The“Who’s On First” problem of lien strip service haunted my weekend at the Sacramento Bankruptcy Forum and the week that has followed back in the office.
As one judge so kindly pointed out, if it turns out your service of the lien strip motion was inadequate, it will be the debtor’s attorney in the cross hairs.
Where most bankruptcy issues are relatively small dollar value problems, second mortgages range from tens of thousands of dollars to hundreds of thousands of dollars.
Get tagged with screwing this up and you (and your carrier if you have one) are toast.
My game plan
The unknowns, as I see it:
1) whether good service on the servicer binds the actual owner of the obligation; and
2) how are you supposed to flush out who actually owns the note to serve them.
Since only time and appeals courts will give us the answer to the first question, I’m tackling the second.
When a mortgage creditor files a proof of claim, you get some bread crumbs in the search for the note’s owner. But pretty uniformly these days, we are expected to file motions to value collateral before the claims bar date passes.
For the cases where I’ve gotten orders valuing collateral, I have some time.
I plan to audit the claims register for any claims filed after my motion. If new players turn up, I’ll serve them with the motion and order, and file a certificate of service.

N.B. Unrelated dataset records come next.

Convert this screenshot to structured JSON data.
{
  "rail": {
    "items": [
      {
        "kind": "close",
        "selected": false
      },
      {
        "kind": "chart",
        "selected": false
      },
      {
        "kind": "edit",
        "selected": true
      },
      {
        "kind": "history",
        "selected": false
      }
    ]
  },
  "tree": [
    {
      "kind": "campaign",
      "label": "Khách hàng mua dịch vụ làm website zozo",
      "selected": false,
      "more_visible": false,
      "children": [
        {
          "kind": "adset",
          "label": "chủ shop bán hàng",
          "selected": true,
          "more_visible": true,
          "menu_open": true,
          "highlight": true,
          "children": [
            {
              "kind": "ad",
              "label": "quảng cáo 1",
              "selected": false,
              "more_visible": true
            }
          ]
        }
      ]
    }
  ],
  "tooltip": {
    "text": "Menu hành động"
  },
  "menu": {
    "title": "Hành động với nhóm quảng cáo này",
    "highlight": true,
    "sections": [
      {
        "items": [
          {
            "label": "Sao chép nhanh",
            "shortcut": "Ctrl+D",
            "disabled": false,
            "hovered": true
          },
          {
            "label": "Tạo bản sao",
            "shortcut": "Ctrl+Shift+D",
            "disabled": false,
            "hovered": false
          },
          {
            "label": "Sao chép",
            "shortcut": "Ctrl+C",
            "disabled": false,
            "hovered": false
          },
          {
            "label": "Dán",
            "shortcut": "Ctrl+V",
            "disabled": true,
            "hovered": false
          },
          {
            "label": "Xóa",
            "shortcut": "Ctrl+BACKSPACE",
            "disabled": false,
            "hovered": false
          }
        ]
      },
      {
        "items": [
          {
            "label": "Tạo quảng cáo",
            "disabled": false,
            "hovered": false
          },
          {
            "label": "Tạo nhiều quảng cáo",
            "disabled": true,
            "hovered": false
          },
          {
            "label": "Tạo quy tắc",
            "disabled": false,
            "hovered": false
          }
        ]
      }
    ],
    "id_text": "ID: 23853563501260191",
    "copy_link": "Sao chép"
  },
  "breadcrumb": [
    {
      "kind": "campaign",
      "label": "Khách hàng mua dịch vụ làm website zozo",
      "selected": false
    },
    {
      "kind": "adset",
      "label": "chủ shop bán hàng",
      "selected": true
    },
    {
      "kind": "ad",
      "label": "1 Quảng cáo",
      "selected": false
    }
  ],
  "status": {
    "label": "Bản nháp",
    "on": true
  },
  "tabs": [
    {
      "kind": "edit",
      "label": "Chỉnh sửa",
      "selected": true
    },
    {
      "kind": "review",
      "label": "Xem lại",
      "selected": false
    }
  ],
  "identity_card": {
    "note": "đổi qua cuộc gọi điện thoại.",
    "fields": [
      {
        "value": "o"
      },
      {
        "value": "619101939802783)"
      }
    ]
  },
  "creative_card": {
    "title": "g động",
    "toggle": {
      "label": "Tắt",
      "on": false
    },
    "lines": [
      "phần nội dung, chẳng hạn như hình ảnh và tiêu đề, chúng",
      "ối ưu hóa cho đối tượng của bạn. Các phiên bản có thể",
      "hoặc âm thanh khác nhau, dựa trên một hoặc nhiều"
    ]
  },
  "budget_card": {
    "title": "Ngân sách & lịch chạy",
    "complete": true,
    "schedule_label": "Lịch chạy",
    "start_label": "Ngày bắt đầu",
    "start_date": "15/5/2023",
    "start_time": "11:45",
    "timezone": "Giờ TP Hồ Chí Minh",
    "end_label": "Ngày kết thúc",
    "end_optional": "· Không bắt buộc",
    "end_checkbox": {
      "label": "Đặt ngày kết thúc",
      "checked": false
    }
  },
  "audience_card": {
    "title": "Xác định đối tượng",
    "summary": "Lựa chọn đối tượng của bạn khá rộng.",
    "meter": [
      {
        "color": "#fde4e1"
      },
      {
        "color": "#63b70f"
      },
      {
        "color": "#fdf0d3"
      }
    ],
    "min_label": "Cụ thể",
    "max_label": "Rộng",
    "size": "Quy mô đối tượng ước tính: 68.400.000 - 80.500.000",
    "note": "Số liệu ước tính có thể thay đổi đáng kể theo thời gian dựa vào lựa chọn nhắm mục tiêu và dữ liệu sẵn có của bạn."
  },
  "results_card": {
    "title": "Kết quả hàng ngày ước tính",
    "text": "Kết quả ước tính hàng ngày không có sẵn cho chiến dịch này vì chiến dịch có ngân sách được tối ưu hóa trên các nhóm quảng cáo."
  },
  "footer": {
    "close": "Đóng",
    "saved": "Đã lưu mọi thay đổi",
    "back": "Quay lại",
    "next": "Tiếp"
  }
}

If it appears that it was a servicer who got the motion, I envision a Qualified Written Request .
My experience with QWR’s has been that they are slow (60 business days for a response). Finding the QWR address for the institution is only marginally easier than intuiting who holds the note. And recipients have no commitment to being forthcoming. (Other than that, it’s a marvelous tool!)
In the past, I have not served the beneficiary of the recorded security interest. I am inclined to go back and do so. I want to build the argument that if the true holder of the interest in real property can’t be bothered to make their interest part of the public record, why is that my client’s problem?
And I’m considering recording the orders that come out of the motion to value, not because they are definitive, but again to trigger the laches defense, in the future. “The debtor’s attempts to void your lien have been public knowledge for X years, Mr. Holder. Why aren’t you bound to defend your position if you claim to have had no actual notice?”
Our Bay Area courts have sometimes taken the position that vesting at confirmation removes the debtor’s property from the estate and deprives the court of jurisdiction.
Asked about going back and correcting lien strip errors, one judge suggested modifying the confirmed plan to revest property in the debtor, then bringing an amended motion.
Going forward, I plan on embracing Rule 2004 . It’s hard to imagine language that is broader:
On motion of any party in interest, the court may order the examination of any entity.
I have some concerns about geography and the need to get a subpoena from the court where the witness does business.
My thought is to see if the court will make an order for either an examination on a written interrogatory, or a production of documents by mail.
I don’t want to be trekking to where ever the servicer is, or calling on friends in far off places to get the frigging banks to tell me who should care about my motion.
I’ll report back on how it works.
Judge Ludin reported that he was itching to be presented with a motion under §342(f), seeking to require the banks designate an address for service within his district. Anyone?
Now, I’m for some shut eye.
Image courtesy of DVIDSHUBS